Problem requirements:
Copy out all of the entries exactly as they appear.

Material provided:
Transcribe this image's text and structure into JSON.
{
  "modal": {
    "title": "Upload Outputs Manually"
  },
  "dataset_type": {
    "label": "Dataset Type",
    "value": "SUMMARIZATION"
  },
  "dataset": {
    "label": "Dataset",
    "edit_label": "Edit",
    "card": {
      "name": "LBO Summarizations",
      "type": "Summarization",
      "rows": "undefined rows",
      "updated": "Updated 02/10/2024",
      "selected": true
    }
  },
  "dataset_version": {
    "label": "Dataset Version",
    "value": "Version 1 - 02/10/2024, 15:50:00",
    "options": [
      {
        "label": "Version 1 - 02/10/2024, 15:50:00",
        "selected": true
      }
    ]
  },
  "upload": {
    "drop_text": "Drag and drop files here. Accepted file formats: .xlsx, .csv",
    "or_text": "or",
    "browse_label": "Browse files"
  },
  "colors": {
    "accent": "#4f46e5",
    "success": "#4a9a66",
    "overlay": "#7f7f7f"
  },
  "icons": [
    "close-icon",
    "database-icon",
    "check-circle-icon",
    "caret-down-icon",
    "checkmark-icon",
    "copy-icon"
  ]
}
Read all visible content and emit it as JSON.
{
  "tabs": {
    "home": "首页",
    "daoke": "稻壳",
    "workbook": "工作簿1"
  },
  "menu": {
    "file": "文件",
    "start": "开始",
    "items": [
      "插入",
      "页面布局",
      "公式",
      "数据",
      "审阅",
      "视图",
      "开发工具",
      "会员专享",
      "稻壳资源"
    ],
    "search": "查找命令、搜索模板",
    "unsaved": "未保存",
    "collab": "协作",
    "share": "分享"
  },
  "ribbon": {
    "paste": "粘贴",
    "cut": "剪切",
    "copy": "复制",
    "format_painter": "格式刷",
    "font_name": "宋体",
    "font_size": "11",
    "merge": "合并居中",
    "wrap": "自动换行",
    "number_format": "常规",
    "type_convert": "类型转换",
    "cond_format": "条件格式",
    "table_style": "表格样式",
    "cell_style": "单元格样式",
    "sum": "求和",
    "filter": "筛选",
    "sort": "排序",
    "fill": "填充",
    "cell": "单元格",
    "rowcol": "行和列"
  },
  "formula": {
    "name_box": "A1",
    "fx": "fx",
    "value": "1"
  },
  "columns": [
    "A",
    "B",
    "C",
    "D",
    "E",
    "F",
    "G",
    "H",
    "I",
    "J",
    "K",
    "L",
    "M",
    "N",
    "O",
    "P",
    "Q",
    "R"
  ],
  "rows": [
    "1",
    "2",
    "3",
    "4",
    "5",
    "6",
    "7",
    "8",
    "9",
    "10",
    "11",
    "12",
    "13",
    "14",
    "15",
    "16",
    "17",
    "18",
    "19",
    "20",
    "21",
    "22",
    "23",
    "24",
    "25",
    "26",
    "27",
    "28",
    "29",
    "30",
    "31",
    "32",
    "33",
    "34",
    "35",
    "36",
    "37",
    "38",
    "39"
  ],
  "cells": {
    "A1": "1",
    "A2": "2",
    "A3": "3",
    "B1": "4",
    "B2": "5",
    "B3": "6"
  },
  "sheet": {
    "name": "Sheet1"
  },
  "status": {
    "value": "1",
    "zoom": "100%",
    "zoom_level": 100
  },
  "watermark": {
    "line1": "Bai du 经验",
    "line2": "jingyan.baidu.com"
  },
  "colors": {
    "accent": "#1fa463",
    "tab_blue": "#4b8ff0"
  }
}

Exercise answer:
Transcribe this image's text and structure into JSON.
{
  "modal": {
    "title": "Upload Outputs Manually"
  },
  "dataset_type": {
    "label": "Dataset Type",
    "value": "SUMMARIZATION"
  },
  "dataset": {
    "label": "Dataset",
    "edit_label": "Edit",
    "card": {
      "name": "LBO Summarizations",
      "type": "Summarization",
      "rows": "undefined rows",
      "updated": "Updated 02/10/2024",
      "selected": true
    }
  },
  "dataset_version": {
    "label": "Dataset Version",
    "value": "Version 1 - 02/10/2024, 15:50:00",
    "options": [
      {
        "label": "Version 1 - 02/10/2024, 15:50:00",
        "selected": true
      }
    ]
  },
  "upload": {
    "drop_text": "Drag and drop files here. Accepted file formats: .xlsx, .csv",
    "or_text": "or",
    "browse_label": "Browse files"
  },
  "colors": {
    "accent": "#4f46e5",
    "success": "#4a9a66",
    "overlay": "#7f7f7f"
  },
  "icons": [
    "close-icon",
    "database-icon",
    "check-circle-icon",
    "caret-down-icon",
    "checkmark-icon",
    "copy-icon"
  ]
}
Read all visible content and emit it as JSON.
{
  "tabs": {
    "home": "首页",
    "daoke": "稻壳",
    "workbook": "工作簿1"
  },
  "menu": {
    "file": "文件",
    "start": "开始",
    "items": [
      "插入",
      "页面布局",
      "公式",
      "数据",
      "审阅",
      "视图",
      "开发工具",
      "会员专享",
      "稻壳资源"
    ],
    "search": "查找命令、搜索模板",
    "unsaved": "未保存",
    "collab": "协作",
    "share": "分享"
  },
  "ribbon": {
    "paste": "粘贴",
    "cut": "剪切",
    "copy": "复制",
    "format_painter": "格式刷",
    "font_name": "宋体",
    "font_size": "11",
    "merge": "合并居中",
    "wrap": "自动换行",
    "number_format": "常规",
    "type_convert": "类型转换",
    "cond_format": "条件格式",
    "table_style": "表格样式",
    "cell_style": "单元格样式",
    "sum": "求和",
    "filter": "筛选",
    "sort": "排序",
    "fill": "填充",
    "cell": "单元格",
    "rowcol": "行和列"
  },
  "formula": {
    "name_box": "A1",
    "fx": "fx",
    "value": "1"
  },
  "columns": [
    "A",
    "B",
    "C",
    "D",
    "E",
    "F",
    "G",
    "H",
    "I",
    "J",
    "K",
    "L",
    "M",
    "N",
    "O",
    "P",
    "Q",
    "R"
  ],
  "rows": [
    "1",
    "2",
    "3",
    "4",
    "5",
    "6",
    "7",
    "8",
    "9",
    "10",
    "11",
    "12",
    "13",
    "14",
    "15",
    "16",
    "17",
    "18",
    "19",
    "20",
    "21",
    "22",
    "23",
    "24",
    "25",
    "26",
    "27",
    "28",
    "29",
    "30",
    "31",
    "32",
    "33",
    "34",
    "35",
    "36",
    "37",
    "38",
    "39"
  ],
  "cells": {
    "A1": "1",
    "A2": "2",
    "A3": "3",
    "B1": "4",
    "B2": "5",
    "B3": "6"
  },
  "sheet": {
    "name": "Sheet1"
  },
  "status": {
    "value": "1",
    "zoom": "100%",
    "zoom_level": 100
  },
  "watermark": {
    "line1": "Bai du 经验",
    "line2": "jingyan.baidu.com"
  },
  "colors": {
    "accent": "#1fa463",
    "tab_blue": "#4b8ff0"
  }
}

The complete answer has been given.